He was able to date the site to the end of the 13th century BCE, and found it to be an unusual ritual site whose dimensions correspond directly with the biblical Altar of Joshua.
Visiting the site is complicated and sometimes even dangerous. The mountain is situated in the West Bank's Area B, where the Palestinian Authority has control over administrative affairs and the IDF has responsibility over security matters. Getting to the site requires security cooperation with the IDF so that they can open and clear the route and ensure the security of the travelers.
Yair Almakais, head of the Shomron Tourism and Teaching Center, is one of the only guides who gives tours of the site. We go early in the morning, embarking from the town of Shevi Shomron in an a civilian all terrain vehicle, and go into a convoy between two armored IDF vehicles filled with soldiers from the Nahal Reconnaissance Battalion in full battle gear.

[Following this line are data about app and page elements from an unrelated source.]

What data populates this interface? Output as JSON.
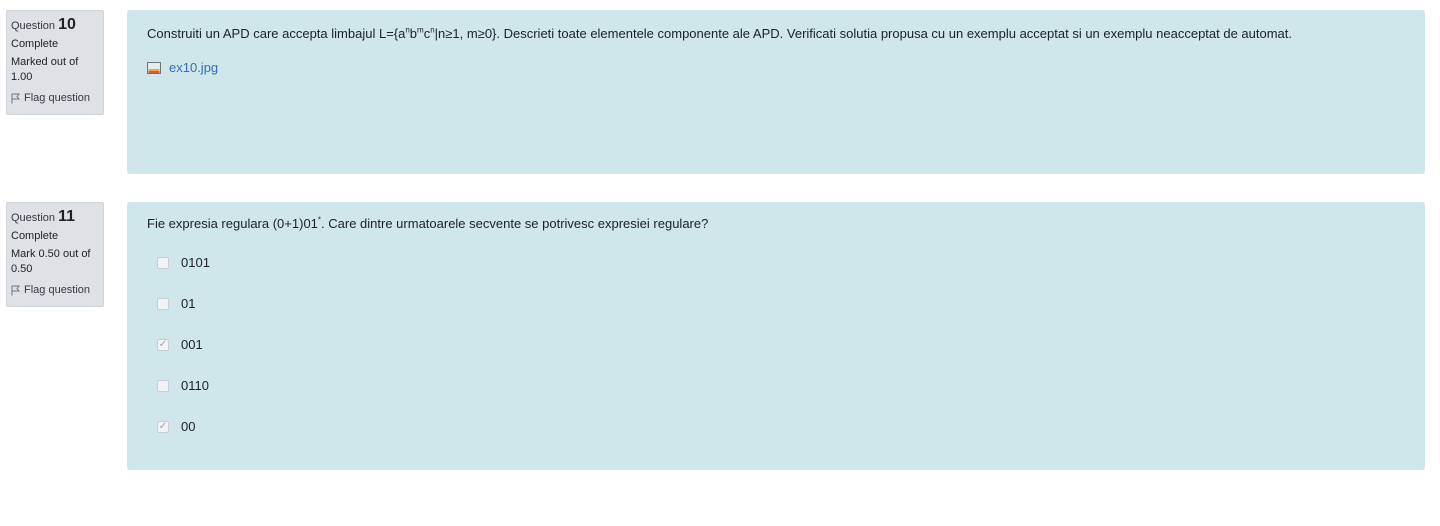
{
  "q10": {
    "question_word": "Question",
    "number": "10",
    "state": "Complete",
    "mark": "Marked out of 1.00",
    "flag_label": "Flag question",
    "text_before": "Construiti un APD care accepta limbajul L={a",
    "sup1": "n",
    "t2": "b",
    "sup2": "m",
    "t3": "c",
    "sup3": "n",
    "text_after": "|n≥1, m≥0}. Descrieti toate elementele componente ale APD. Verificati solutia propusa cu un exemplu acceptat si un exemplu neacceptat de automat.",
    "attachment": "ex10.jpg"
  },
  "q11": {
    "question_word": "Question",
    "number": "11",
    "state": "Complete",
    "mark": "Mark 0.50 out of 0.50",
    "flag_label": "Flag question",
    "text_before": "Fie expresia regulara (0+1)01",
    "sup": "*",
    "text_after": ". Care dintre urmatoarele secvente se potrivesc expresiei regulare?",
    "options": [
      {
        "label": "0101",
        "checked": false
      },
      {
        "label": "01",
        "checked": false
      },
      {
        "label": "001",
        "checked": true
      },
      {
        "label": "0110",
        "checked": false
      },
      {
        "label": "00",
        "checked": true
      }
    ]
  }
}
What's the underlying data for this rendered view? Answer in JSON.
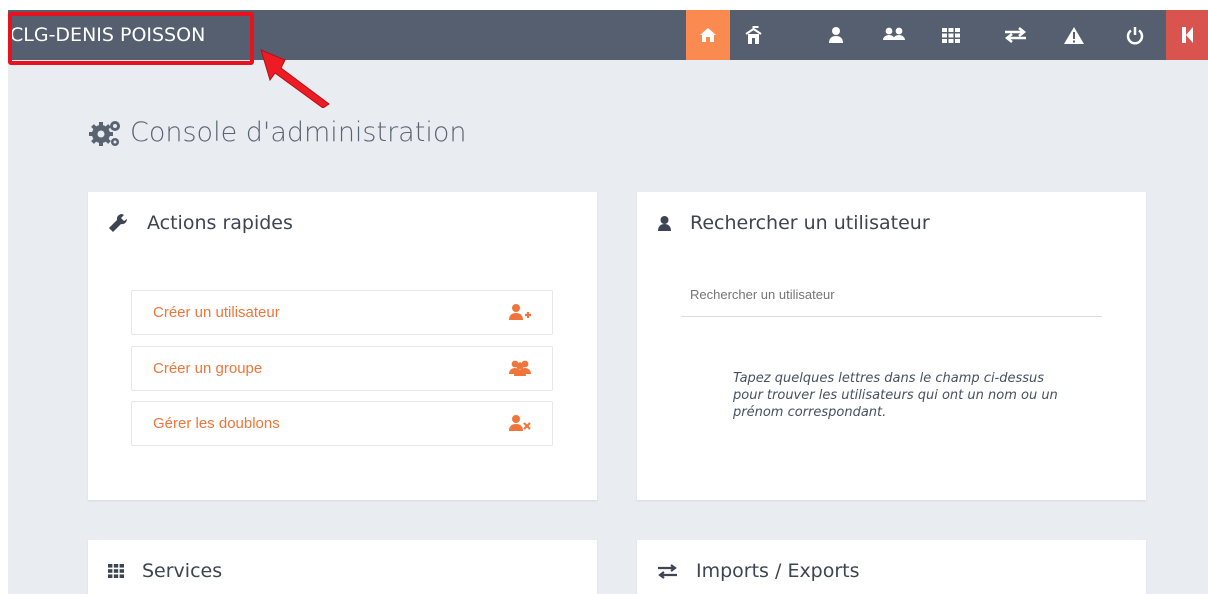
{
  "header": {
    "school": "CLG-DENIS POISSON",
    "nav": [
      "home-icon",
      "school-icon",
      "user-icon",
      "users-icon",
      "grid-icon",
      "exchange-icon",
      "warning-icon",
      "power-icon",
      "k-icon"
    ]
  },
  "page": {
    "title": "Console d'administration"
  },
  "quick": {
    "title": "Actions rapides",
    "actions": [
      {
        "label": "Créer un utilisateur",
        "icon": "user-plus-icon"
      },
      {
        "label": "Créer un groupe",
        "icon": "users-icon"
      },
      {
        "label": "Gérer les doublons",
        "icon": "user-remove-icon"
      }
    ]
  },
  "search": {
    "title": "Rechercher un utilisateur",
    "placeholder": "Rechercher un utilisateur",
    "hint": "Tapez quelques lettres dans le champ ci-dessus pour trouver les utilisateurs qui ont un nom ou un prénom correspondant."
  },
  "services": {
    "title": "Services"
  },
  "imports": {
    "title": "Imports / Exports"
  },
  "colors": {
    "topbar": "#555f6f",
    "accent": "#fa8a4f",
    "highlight": "#e8121e",
    "background": "#e9ecf1"
  }
}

The site is considered a closed military zone and is completely devoid of people – neither Israeli nor Palestinian. The mountain has therefore been unintentionally turned into a nature reserve for the local flora and fauna. We see deer and fat rock hyrax on the road.
The gravel road ends close to the site, and we get out of the cars. We walk with the soldiers towards the giant rectangular ruins at the top of the hill. Almakais opens up a bible and reads the lines which Professor Zertal claimed describe the archaeological site at whose foot we stand.
"And when you have crossed the Jordan, set up these stones on Mount Ebal, as I command you today, and coat them with plaster.Build there an altar to the Lord your God, an altar of stones. Do not use any iron tool on them." – Deuteronomy 27.
"Then Joshua built on Mount Ebal an altar to the Lord, the God of Israel, as Moses the servant of the Lord had commanded the Israelites. He built it according to what is written in the Book of the Law of Moses—an altar of uncut stones, on which no iron tool had been used. On it they offered to the Lord burnt offerings and sacrificed fellowship offerings." – Joshua 8.
The site itself is big and impressive – in an unusual spot and at a single layer. Potsherds from the time period of the first Jewish settlements from Prophet Joshua's time litter the ground.
A Unique ritual site
Dr. Zartal died a year before the final scientific paper on the site was published. Archaeologist Dr. Shay Bar, research fellow at the University of Haifa, supports his hypothesis that this is the altar.
"Professor Zartal's archeological digs discovered either a unique ritual site new settlers who came into the Jordan Valley and east Shomron in the early Iron Age. The Scarabs found at the site chronologically categorize (this site to be from) the estimated time of the exodus and the conquering of the land by (the biblical Joshua). If we look for historical sources for that period, the bible mentions the spot explicitly. But even a logical assumption isn't scientific proof.”
Rabbi Yoel Ben Nun, one of the founders of Yeshivat Har Etzion, wrote a hlalkhic article in which he found several signs that point to this alter being built according to Jewish law: The foundation not surrounding all sides, a double space for the altar and foundation, the space between the foundation and altar, two fire pits, and more.
"The discovery of the site by Prof. Zartal was a (big) surprise. It didn't fit what we thought (before). We were used to thinking of (the biblical Joshua's) stand being in the Nablus area – between Mount Gerizim and Mount Ebal. Suddenly I come to a place from which you can't see the city of Nablus and it's facing Mount Kabir and not Mount Grizim (according to the Samaritan identification). I went through the bible verses in which Mount Ebal is mentioned and discovered that the city of Nablus isn't mentioned in connection to it at all. We had an incorrect theory about identifying the spot. I told (Prof. Zartal) – you have convinced me!"
Other researchers oppose the theory, finding contradictions in it, such as the rectangular structure of the site compared with the square structure of other altars discovered in Israel, the site's being dated to 150 years after Joshua's time, and of course – the scientific approach to researching the biblical text, which was written hundreds of years after the alleged occurrences.
Dr. Yitzhaki Paz, a senior archaeologist at the Israel Antiquities Authorities has another interpretation for the findings on Mt. Ebal.
"There is a hypothesis that these ruins are the ruins of the base of a guard tower. In any case, archeology isn't an exact science, and there is no way to prove the connection between this archaeological site and Yehoshua Ben Nun from the bible 100 percent."
The Shomron Tourism and Teaching Center and the Shomron Tourism Office have organized trips to the site during the middle days of Sukkot and Passover.
Shomron Regional Council head Yossi Dagan explains the importance of people coming to visit the site. "There are a lot of different places in the Shomron which are deeply rooted in Jewish history. One of them is the alter of Yehoshua Ben Nun. We have also found the pit where Joseph was thrown into in the Dotan Valley, ancient Shchem, and more. The Shomron Regional Council and the Shomron Tourism Council place high importance on bringing visitors from all over the country and the world and from all walks of life to these extraordinary places. Interest in these places and having people come to these places seem to be a victory in the public relations battle both in Israel and the world."